Some dogs will show a fear of gunfire alone. However, they are usually afraid of the sight of a gun or even a hunter. A gun-shy pup will usually turn out to be bird-shy, man-shy, horse-shy and dog-shy, sometimes afraid of his own shadow. Although it seems like a daunting task, this problem can sometimes be corrected.
First you should decide how important the dog is to your hunting activity. If you would be just as happy with the dog as a pet, and the dog seems to be afraid of everything it comes in contact with, you would probably be better off just enjoying the dog as is. But if your dead set on having a working dog, realize it's going to take a lot of training, patience and time, so you may want to look into the services of a professional trainer.
The most important tip is to involve the dog in game. If you get the dog involved in pointing, watching and chasing, he will be less likely to notice the noise of nearby gunfire. But you must start gradually.
Many trainers suggest taking the dog out each day and firing a gun one time from a distance. Just once. And then making sure that as an immediate reward associated with gun fire, the dog has a bird in his mouth or some type of game to bring out his natural instincts.
This, as with all training, takes time and patience. The key is for the pup to be preoccupied with live game to the point of ignoring gunfire. Most well bred dogs should be happy and excited at the prospect of the hunt. So excited that the dog completely forgets that it's afraid of guns, hunters or noise and ends up with a bird since that's what hunting dogs are bred for.
If you aren't willing to work with the dog on a daily basis until you've overcome his fears, then hunting with this dog may not be for you. And in some cases it may come down to the pup just having the wrong owner or the owner having the wrong pup.
A horse trainer once told me, "they ain't no bad horses, just bad owners." I wonder if that applies to man's best friend? It has in my case. Most mistakes made by my dogs over the years always go back to a basic mistake I made somewhere along the line when the pup was in training.

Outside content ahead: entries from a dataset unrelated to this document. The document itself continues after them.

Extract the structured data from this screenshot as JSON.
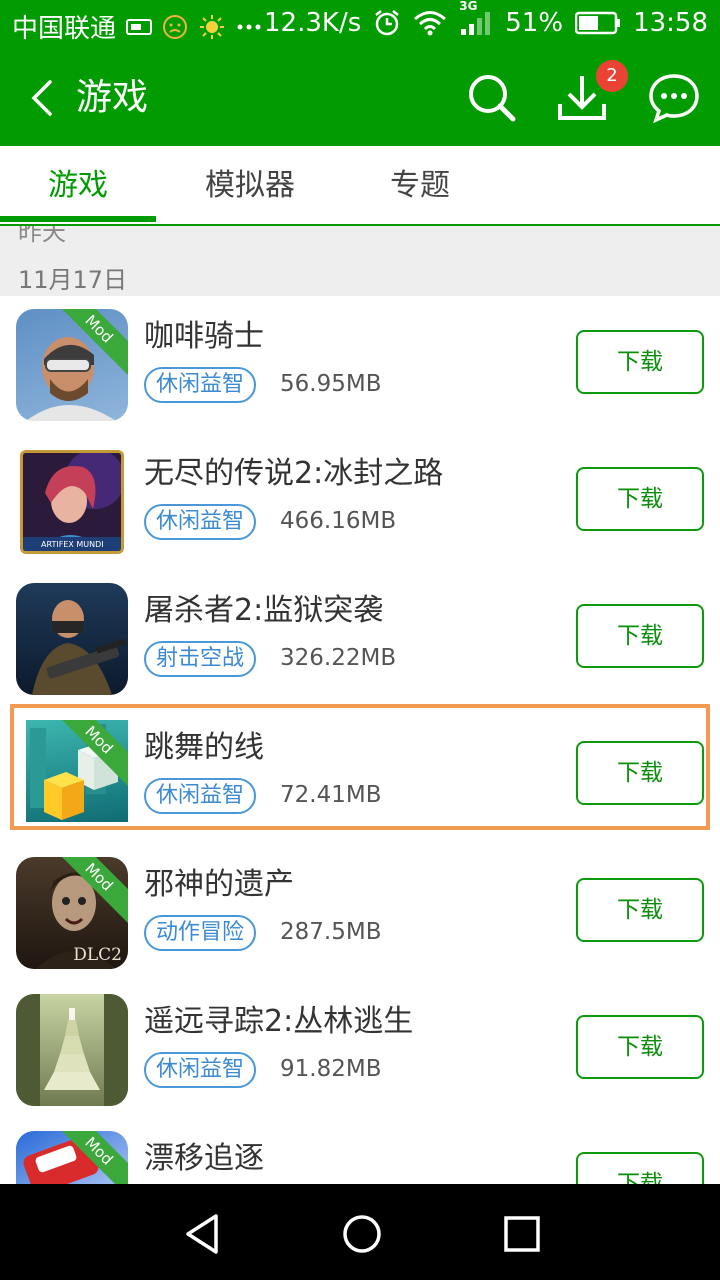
{
  "status_bar": {
    "carrier": "中国联通",
    "speed": "12.3K/s",
    "network": "3G",
    "battery": "51%",
    "time": "13:58"
  },
  "app_bar": {
    "title": "游戏",
    "download_badge": "2"
  },
  "tabs": [
    {
      "label": "游戏",
      "active": true
    },
    {
      "label": "模拟器",
      "active": false
    },
    {
      "label": "专题",
      "active": false
    }
  ],
  "section": {
    "previous_label": "昨天",
    "date": "11月17日"
  },
  "download_label": "下载",
  "games": [
    {
      "name": "咖啡骑士",
      "tag": "休闲益智",
      "size": "56.95MB",
      "mod": "Mod"
    },
    {
      "name": "无尽的传说2:冰封之路",
      "tag": "休闲益智",
      "size": "466.16MB",
      "mod": ""
    },
    {
      "name": "屠杀者2:监狱突袭",
      "tag": "射击空战",
      "size": "326.22MB",
      "mod": ""
    },
    {
      "name": "跳舞的线",
      "tag": "休闲益智",
      "size": "72.41MB",
      "mod": "Mod"
    },
    {
      "name": "邪神的遗产",
      "tag": "动作冒险",
      "size": "287.5MB",
      "mod": "Mod"
    },
    {
      "name": "遥远寻踪2:丛林逃生",
      "tag": "休闲益智",
      "size": "91.82MB",
      "mod": ""
    },
    {
      "name": "漂移追逐",
      "tag": "",
      "size": "",
      "mod": "Mod"
    }
  ],
  "icon_labels": {
    "game2": "ARTIFEX MUNDI",
    "game5": "DLC2"
  }
}
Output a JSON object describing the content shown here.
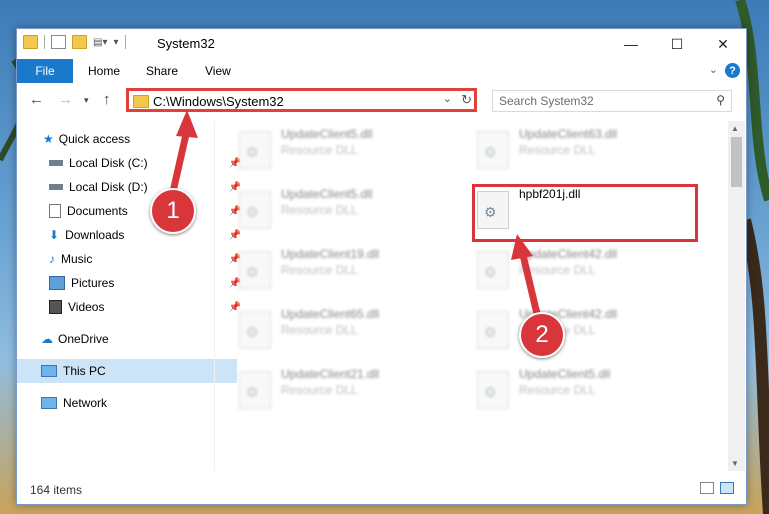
{
  "window": {
    "title": "System32",
    "minimize_icon": "minimize-icon",
    "maximize_icon": "maximize-icon",
    "close_icon": "close-icon"
  },
  "ribbon": {
    "tabs": [
      "File",
      "Home",
      "Share",
      "View"
    ],
    "help_label": "?"
  },
  "address": {
    "path": "C:\\Windows\\System32",
    "search_placeholder": "Search System32"
  },
  "nav": {
    "quick_access": "Quick access",
    "items": [
      {
        "label": "Local Disk (C:)",
        "icon": "drive-icon",
        "pinned": true
      },
      {
        "label": "Local Disk (D:)",
        "icon": "drive-icon",
        "pinned": true
      },
      {
        "label": "Documents",
        "icon": "documents-icon",
        "pinned": true
      },
      {
        "label": "Downloads",
        "icon": "downloads-icon",
        "pinned": true
      },
      {
        "label": "Music",
        "icon": "music-icon",
        "pinned": true
      },
      {
        "label": "Pictures",
        "icon": "pictures-icon",
        "pinned": true
      },
      {
        "label": "Videos",
        "icon": "videos-icon",
        "pinned": true
      }
    ],
    "onedrive": "OneDrive",
    "this_pc": "This PC",
    "network": "Network"
  },
  "files": {
    "left": [
      {
        "name": "UpdateClient5.dll",
        "desc": "Resource DLL"
      },
      {
        "name": "UpdateClient5.dll",
        "desc": "Resource DLL"
      },
      {
        "name": "UpdateClient19.dll",
        "desc": "Resource DLL"
      },
      {
        "name": "UpdateClient65.dll",
        "desc": "Resource DLL"
      },
      {
        "name": "UpdateClient21.dll",
        "desc": "Resource DLL"
      }
    ],
    "right": [
      {
        "name": "UpdateClient63.dll",
        "desc": "Resource DLL"
      },
      {
        "name": "hpbf201j.dll",
        "desc": ""
      },
      {
        "name": "UpdateClient42.dll",
        "desc": "Resource DLL"
      },
      {
        "name": "UpdateClient42.dll",
        "desc": "Resource DLL"
      },
      {
        "name": "UpdateClient5.dll",
        "desc": "Resource DLL"
      }
    ]
  },
  "status": {
    "count": "164 items"
  },
  "annotations": {
    "step1": "1",
    "step2": "2",
    "accent": "#d8363a"
  }
}
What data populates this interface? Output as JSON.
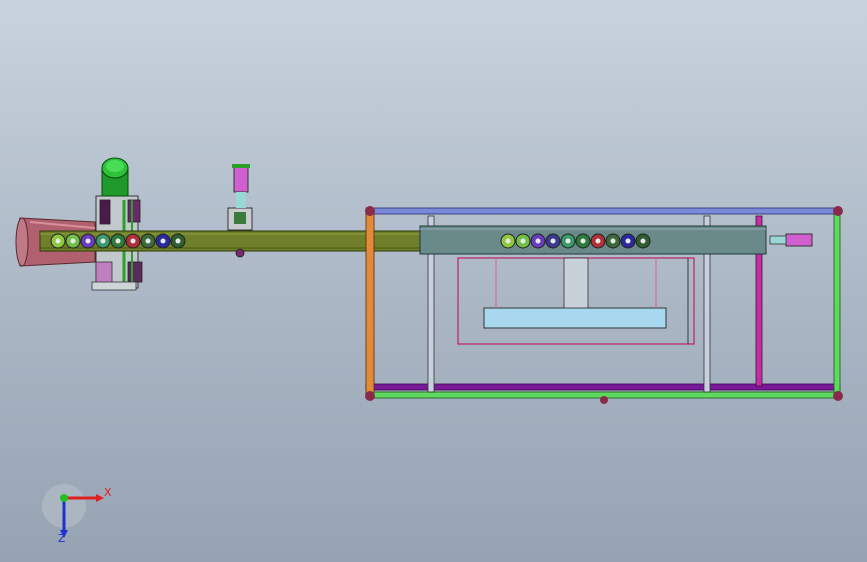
{
  "viewport": {
    "background_top": "#c9d3de",
    "background_bottom": "#96a3b3"
  },
  "triad": {
    "x_label": "X",
    "z_label": "Z",
    "x_color": "#e02020",
    "z_color": "#2030d0",
    "y_color": "#20c020"
  },
  "model": {
    "roller_colors_left": [
      "#8ec63f",
      "#6fbf4a",
      "#6a3cc0",
      "#3a9a6a",
      "#2d7a3c",
      "#b0303a",
      "#3c6a3c",
      "#2a2aa0",
      "#2f5f2f"
    ],
    "roller_colors_right": [
      "#8ec63f",
      "#6fbf4a",
      "#6a3cc0",
      "#3a3a90",
      "#3a9a6a",
      "#2d7a3c",
      "#b0303a",
      "#3c6a3c",
      "#2a2aa0",
      "#2f5f2f"
    ],
    "conveyor_color": "#6f7f2a",
    "frame_green": "#5fd85f",
    "frame_purple": "#7a1a9a",
    "motor_color": "#1f9a2a",
    "hopper_color": "#b0606e"
  }
}
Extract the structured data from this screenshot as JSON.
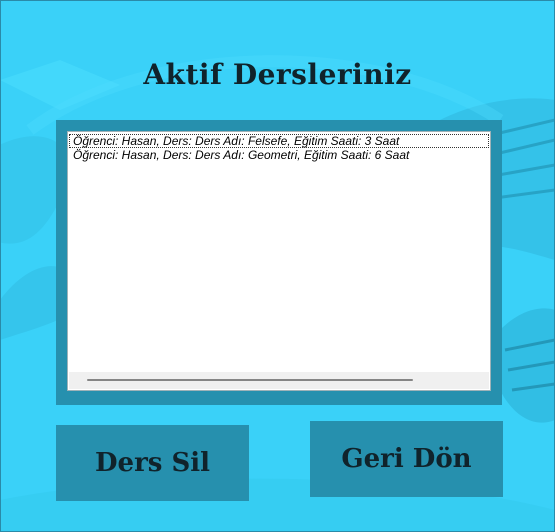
{
  "window": {
    "title": "Aktif Dersleriniz"
  },
  "course_list": {
    "items": [
      "Öğrenci: Hasan, Ders: Ders Adı: Felsefe, Eğitim Saati: 3 Saat",
      "Öğrenci: Hasan, Ders: Ders Adı: Geometri, Eğitim Saati: 6 Saat"
    ],
    "selected_index": 0
  },
  "buttons": {
    "delete_label": "Ders Sil",
    "back_label": "Geri Dön"
  },
  "colors": {
    "background": "#3ad1f8",
    "panel": "#2690ae",
    "text": "#10232b"
  }
}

Should you have a concern regarding the health of your Beagle(s), you should contact your veterinarian. All information on this site is presented solely for educational and informational purposes and should not, at any time, be considered a substitute for seeking or receiving veterinary care for your Beagle(s).